MATERIAL FOR THIS EXERCISE section start
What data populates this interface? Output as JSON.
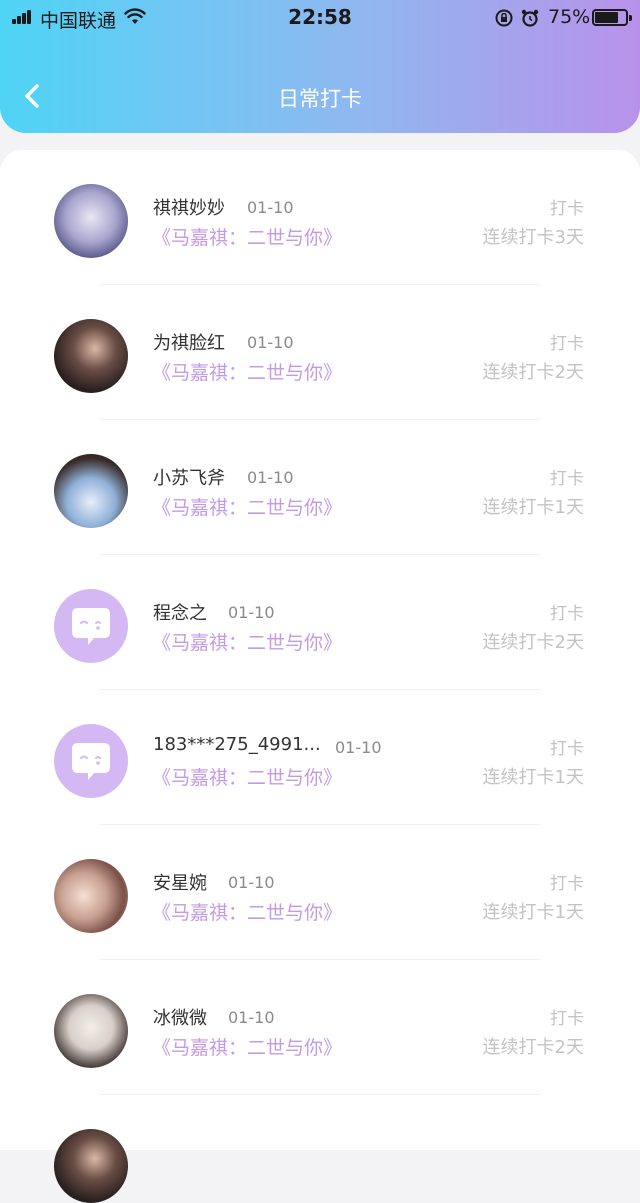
{
  "status_bar": {
    "carrier": "中国联通",
    "time": "22:58",
    "battery_percent": "75%",
    "battery_level": 0.75
  },
  "header": {
    "title": "日常打卡"
  },
  "colors": {
    "accent_purple": "#c49ae4",
    "header_gradient_start": "#4fd4f6",
    "header_gradient_end": "#b892ea"
  },
  "entries": [
    {
      "name": "祺祺妙妙",
      "date": "01-10",
      "topic": "《马嘉祺：二世与你》",
      "action": "打卡",
      "streak": "连续打卡3天",
      "avatar": "photo"
    },
    {
      "name": "为祺脸红",
      "date": "01-10",
      "topic": "《马嘉祺：二世与你》",
      "action": "打卡",
      "streak": "连续打卡2天",
      "avatar": "photo"
    },
    {
      "name": "小苏飞斧",
      "date": "01-10",
      "topic": "《马嘉祺：二世与你》",
      "action": "打卡",
      "streak": "连续打卡1天",
      "avatar": "photo"
    },
    {
      "name": "程念之",
      "date": "01-10",
      "topic": "《马嘉祺：二世与你》",
      "action": "打卡",
      "streak": "连续打卡2天",
      "avatar": "default-chat-icon"
    },
    {
      "name": "183***275_4991...",
      "date": "01-10",
      "topic": "《马嘉祺：二世与你》",
      "action": "打卡",
      "streak": "连续打卡1天",
      "avatar": "default-chat-icon"
    },
    {
      "name": "安星婉",
      "date": "01-10",
      "topic": "《马嘉祺：二世与你》",
      "action": "打卡",
      "streak": "连续打卡1天",
      "avatar": "photo"
    },
    {
      "name": "冰微微",
      "date": "01-10",
      "topic": "《马嘉祺：二世与你》",
      "action": "打卡",
      "streak": "连续打卡2天",
      "avatar": "photo"
    }
  ]
}
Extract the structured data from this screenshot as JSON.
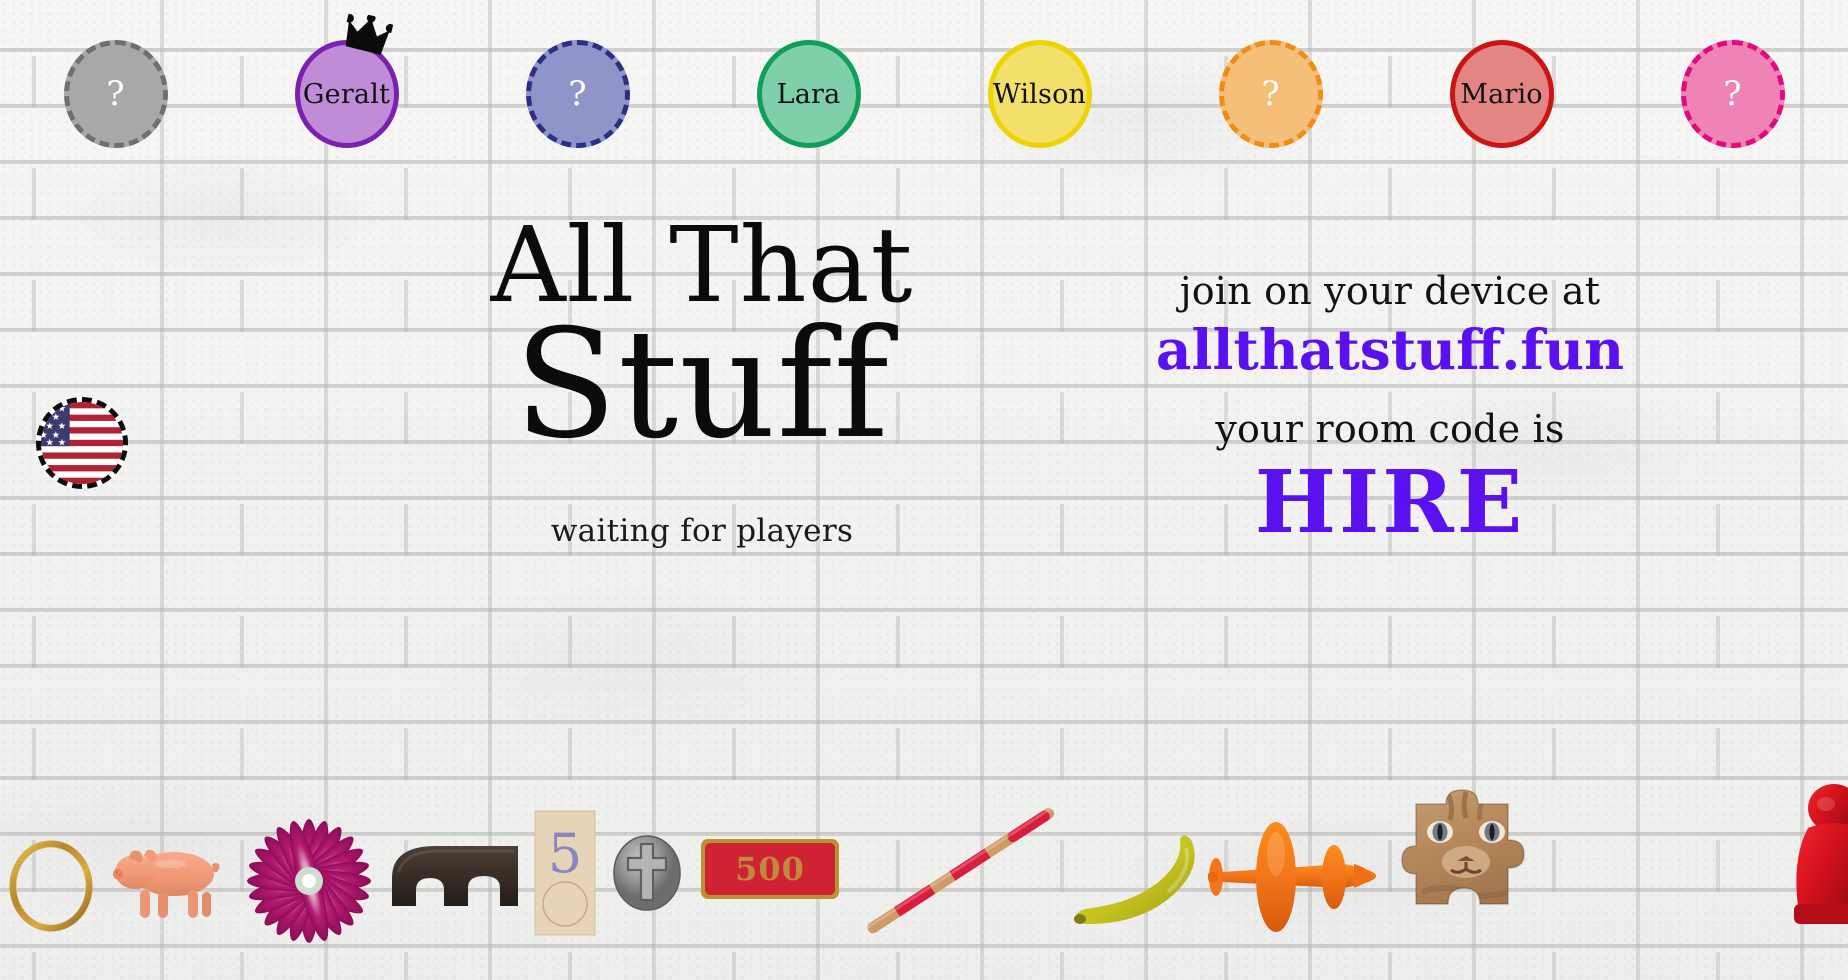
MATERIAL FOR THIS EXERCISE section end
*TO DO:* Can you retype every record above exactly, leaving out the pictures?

*OUTPUT FOR THIS EXERCISE:*
What data populates this interface? Output as JSON.
{
  "status_bar": {
    "carrier": "中国联通",
    "time": "22:58",
    "battery_percent": "75%",
    "battery_level": 0.75
  },
  "header": {
    "title": "日常打卡"
  },
  "colors": {
    "accent_purple": "#c49ae4",
    "header_gradient_start": "#4fd4f6",
    "header_gradient_end": "#b892ea"
  },
  "entries": [
    {
      "name": "祺祺妙妙",
      "date": "01-10",
      "topic": "《马嘉祺：二世与你》",
      "action": "打卡",
      "streak": "连续打卡3天",
      "avatar": "photo"
    },
    {
      "name": "为祺脸红",
      "date": "01-10",
      "topic": "《马嘉祺：二世与你》",
      "action": "打卡",
      "streak": "连续打卡2天",
      "avatar": "photo"
    },
    {
      "name": "小苏飞斧",
      "date": "01-10",
      "topic": "《马嘉祺：二世与你》",
      "action": "打卡",
      "streak": "连续打卡1天",
      "avatar": "photo"
    },
    {
      "name": "程念之",
      "date": "01-10",
      "topic": "《马嘉祺：二世与你》",
      "action": "打卡",
      "streak": "连续打卡2天",
      "avatar": "default-chat-icon"
    },
    {
      "name": "183***275_4991...",
      "date": "01-10",
      "topic": "《马嘉祺：二世与你》",
      "action": "打卡",
      "streak": "连续打卡1天",
      "avatar": "default-chat-icon"
    },
    {
      "name": "安星婉",
      "date": "01-10",
      "topic": "《马嘉祺：二世与你》",
      "action": "打卡",
      "streak": "连续打卡1天",
      "avatar": "photo"
    },
    {
      "name": "冰微微",
      "date": "01-10",
      "topic": "《马嘉祺：二世与你》",
      "action": "打卡",
      "streak": "连续打卡2天",
      "avatar": "photo"
    }
  ]
}
Extract the structured data from this screenshot as JSON.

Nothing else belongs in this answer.